- _Task_: Return all of the data exactly, omitting any images.
(Beginning of Provided entries)
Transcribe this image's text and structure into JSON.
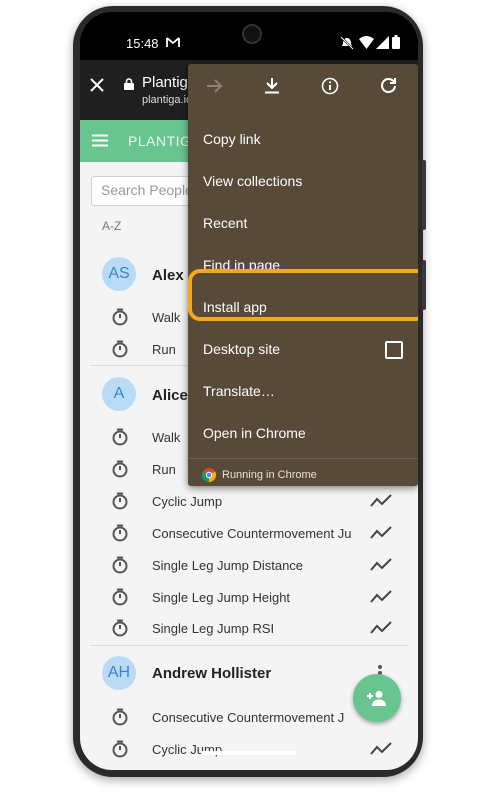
{
  "status_bar": {
    "time": "15:48",
    "mail_icon": "gmail-icon",
    "icons": [
      "mute-icon",
      "wifi-icon",
      "signal-icon",
      "battery-icon"
    ]
  },
  "chrome_bar": {
    "site_title": "Plantiga",
    "site_url": "plantiga.io"
  },
  "app_bar": {
    "title": "PLANTIGA"
  },
  "search": {
    "placeholder": "Search People"
  },
  "list_header": "A-Z",
  "people": [
    {
      "initials": "AS",
      "name": "Alex S",
      "activities": [
        {
          "label": "Walk"
        },
        {
          "label": "Run"
        }
      ]
    },
    {
      "initials": "A",
      "name": "Alice",
      "activities": [
        {
          "label": "Walk"
        },
        {
          "label": "Run"
        },
        {
          "label": "Cyclic Jump"
        },
        {
          "label": "Consecutive Countermovement Ju"
        },
        {
          "label": "Single Leg Jump Distance"
        },
        {
          "label": "Single Leg Jump Height"
        },
        {
          "label": "Single Leg Jump RSI"
        }
      ]
    },
    {
      "initials": "AH",
      "name": "Andrew Hollister",
      "activities": [
        {
          "label": "Consecutive Countermovement J"
        },
        {
          "label": "Cyclic Jump"
        }
      ]
    }
  ],
  "menu": {
    "toolbar_icons": [
      "forward-icon",
      "download-icon",
      "info-icon",
      "refresh-icon"
    ],
    "items": [
      "Copy link",
      "View collections",
      "Recent",
      "Find in page",
      "Install app",
      "Desktop site",
      "Translate…",
      "Open in Chrome"
    ],
    "footer": "Running in Chrome"
  },
  "colors": {
    "brand_green": "#69c58f",
    "menu_bg": "#574a39",
    "highlight": "#f5a623",
    "avatar_bg": "#b9dbf6"
  }
}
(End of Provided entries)
- _Exercise result_:
Transcribe this image's text and structure into JSON.
{
  "status_bar": {
    "time": "15:48",
    "mail_icon": "gmail-icon",
    "icons": [
      "mute-icon",
      "wifi-icon",
      "signal-icon",
      "battery-icon"
    ]
  },
  "chrome_bar": {
    "site_title": "Plantiga",
    "site_url": "plantiga.io"
  },
  "app_bar": {
    "title": "PLANTIGA"
  },
  "search": {
    "placeholder": "Search People"
  },
  "list_header": "A-Z",
  "people": [
    {
      "initials": "AS",
      "name": "Alex S",
      "activities": [
        {
          "label": "Walk"
        },
        {
          "label": "Run"
        }
      ]
    },
    {
      "initials": "A",
      "name": "Alice",
      "activities": [
        {
          "label": "Walk"
        },
        {
          "label": "Run"
        },
        {
          "label": "Cyclic Jump"
        },
        {
          "label": "Consecutive Countermovement Ju"
        },
        {
          "label": "Single Leg Jump Distance"
        },
        {
          "label": "Single Leg Jump Height"
        },
        {
          "label": "Single Leg Jump RSI"
        }
      ]
    },
    {
      "initials": "AH",
      "name": "Andrew Hollister",
      "activities": [
        {
          "label": "Consecutive Countermovement J"
        },
        {
          "label": "Cyclic Jump"
        }
      ]
    }
  ],
  "menu": {
    "toolbar_icons": [
      "forward-icon",
      "download-icon",
      "info-icon",
      "refresh-icon"
    ],
    "items": [
      "Copy link",
      "View collections",
      "Recent",
      "Find in page",
      "Install app",
      "Desktop site",
      "Translate…",
      "Open in Chrome"
    ],
    "footer": "Running in Chrome"
  },
  "colors": {
    "brand_green": "#69c58f",
    "menu_bg": "#574a39",
    "highlight": "#f5a623",
    "avatar_bg": "#b9dbf6"
  }
}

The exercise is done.